Work required:
Retype all the entries word for word, but omit the pictures.

Records excerpted from a collection:
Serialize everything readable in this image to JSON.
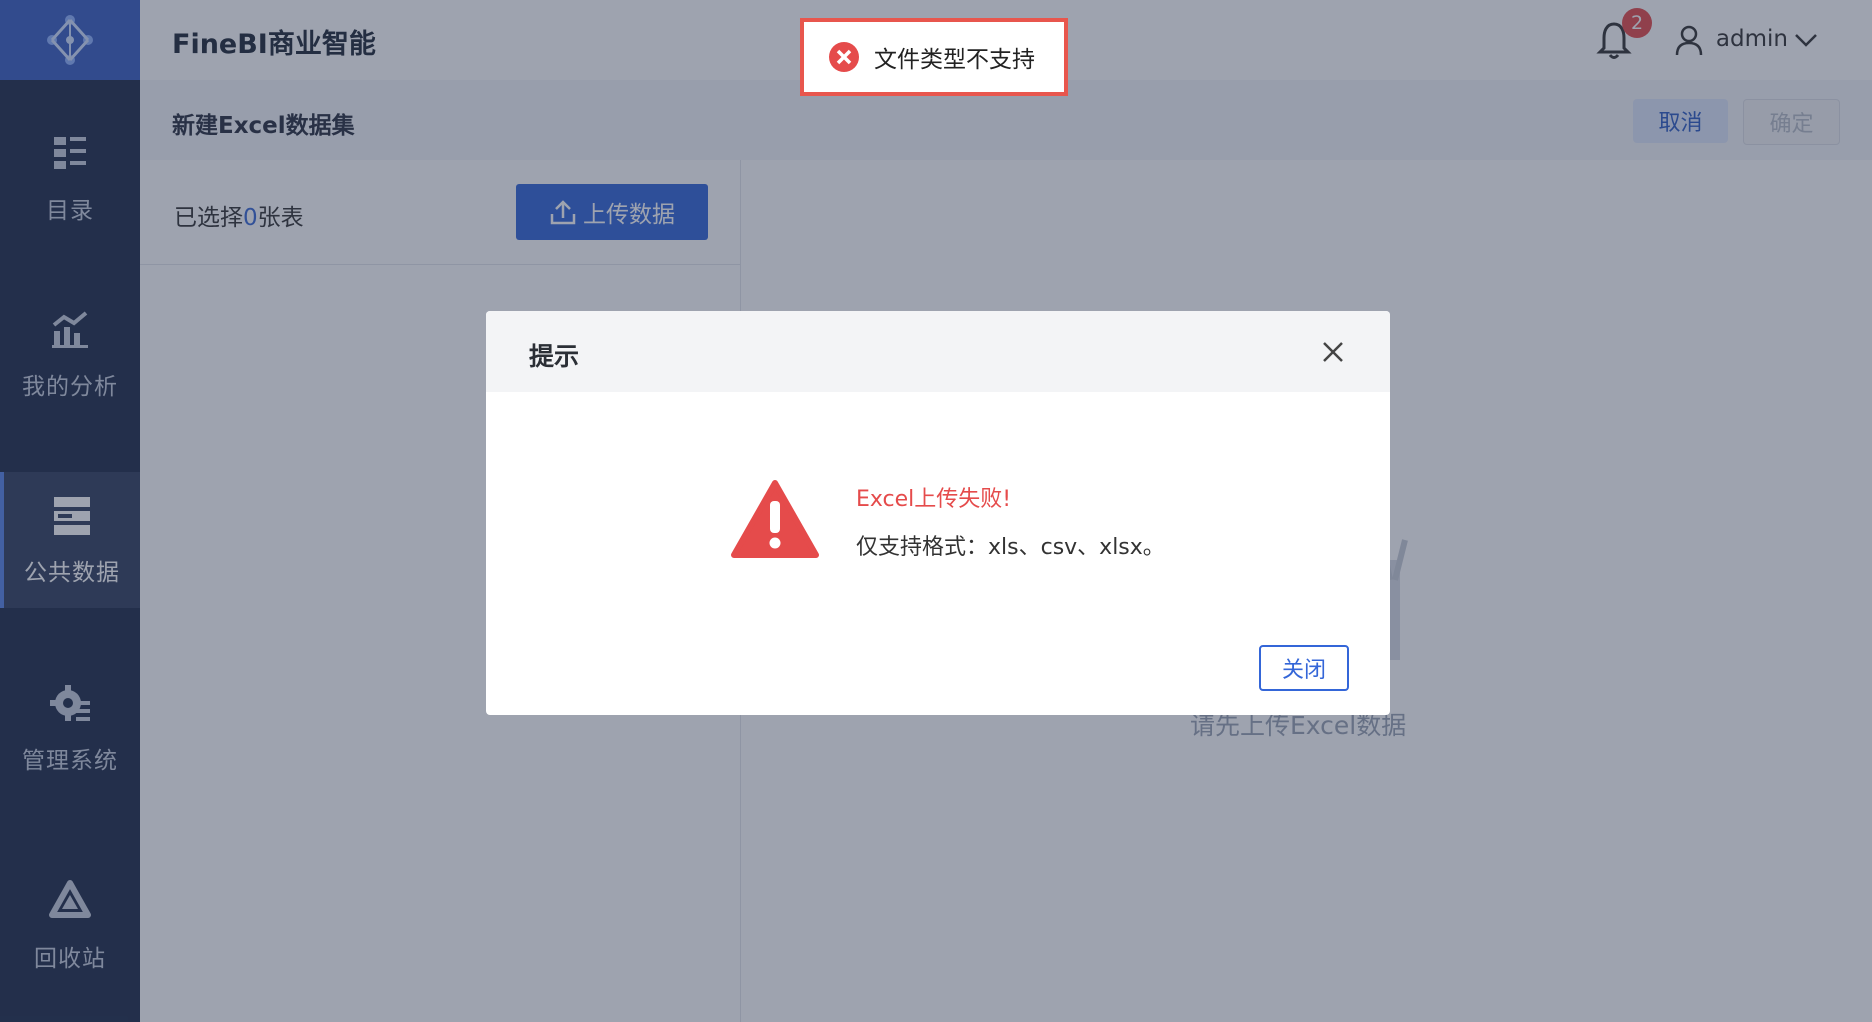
{
  "app": {
    "title": "FineBI商业智能"
  },
  "sidebar": {
    "items": [
      {
        "label": "目录",
        "icon": "catalog-icon"
      },
      {
        "label": "我的分析",
        "icon": "analysis-chart-icon"
      },
      {
        "label": "公共数据",
        "icon": "public-data-icon",
        "active": true
      },
      {
        "label": "管理系统",
        "icon": "gear-icon"
      },
      {
        "label": "回收站",
        "icon": "recycle-bin-icon"
      }
    ]
  },
  "header": {
    "notification_count": "2",
    "user_name": "admin"
  },
  "subheader": {
    "title": "新建Excel数据集",
    "cancel_label": "取消",
    "confirm_label": "确定"
  },
  "left_panel": {
    "selected_prefix": "已选择",
    "selected_count": "0",
    "selected_suffix": "张表",
    "upload_label": "上传数据"
  },
  "empty_state": {
    "text": "请先上传Excel数据"
  },
  "toast": {
    "text": "文件类型不支持"
  },
  "dialog": {
    "title": "提示",
    "error_title": "Excel上传失败!",
    "error_detail": "仅支持格式：xls、csv、xlsx。",
    "close_label": "关闭"
  },
  "colors": {
    "sidebar_bg": "#1f2c4a",
    "accent": "#3466d8",
    "error": "#e54b4b"
  }
}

Task solution:
Serialize everything readable in this image to JSON.
{
  "app": {
    "title": "FineBI商业智能"
  },
  "sidebar": {
    "items": [
      {
        "label": "目录",
        "icon": "catalog-icon"
      },
      {
        "label": "我的分析",
        "icon": "analysis-chart-icon"
      },
      {
        "label": "公共数据",
        "icon": "public-data-icon",
        "active": true
      },
      {
        "label": "管理系统",
        "icon": "gear-icon"
      },
      {
        "label": "回收站",
        "icon": "recycle-bin-icon"
      }
    ]
  },
  "header": {
    "notification_count": "2",
    "user_name": "admin"
  },
  "subheader": {
    "title": "新建Excel数据集",
    "cancel_label": "取消",
    "confirm_label": "确定"
  },
  "left_panel": {
    "selected_prefix": "已选择",
    "selected_count": "0",
    "selected_suffix": "张表",
    "upload_label": "上传数据"
  },
  "empty_state": {
    "text": "请先上传Excel数据"
  },
  "toast": {
    "text": "文件类型不支持"
  },
  "dialog": {
    "title": "提示",
    "error_title": "Excel上传失败!",
    "error_detail": "仅支持格式：xls、csv、xlsx。",
    "close_label": "关闭"
  },
  "colors": {
    "sidebar_bg": "#1f2c4a",
    "accent": "#3466d8",
    "error": "#e54b4b"
  }
}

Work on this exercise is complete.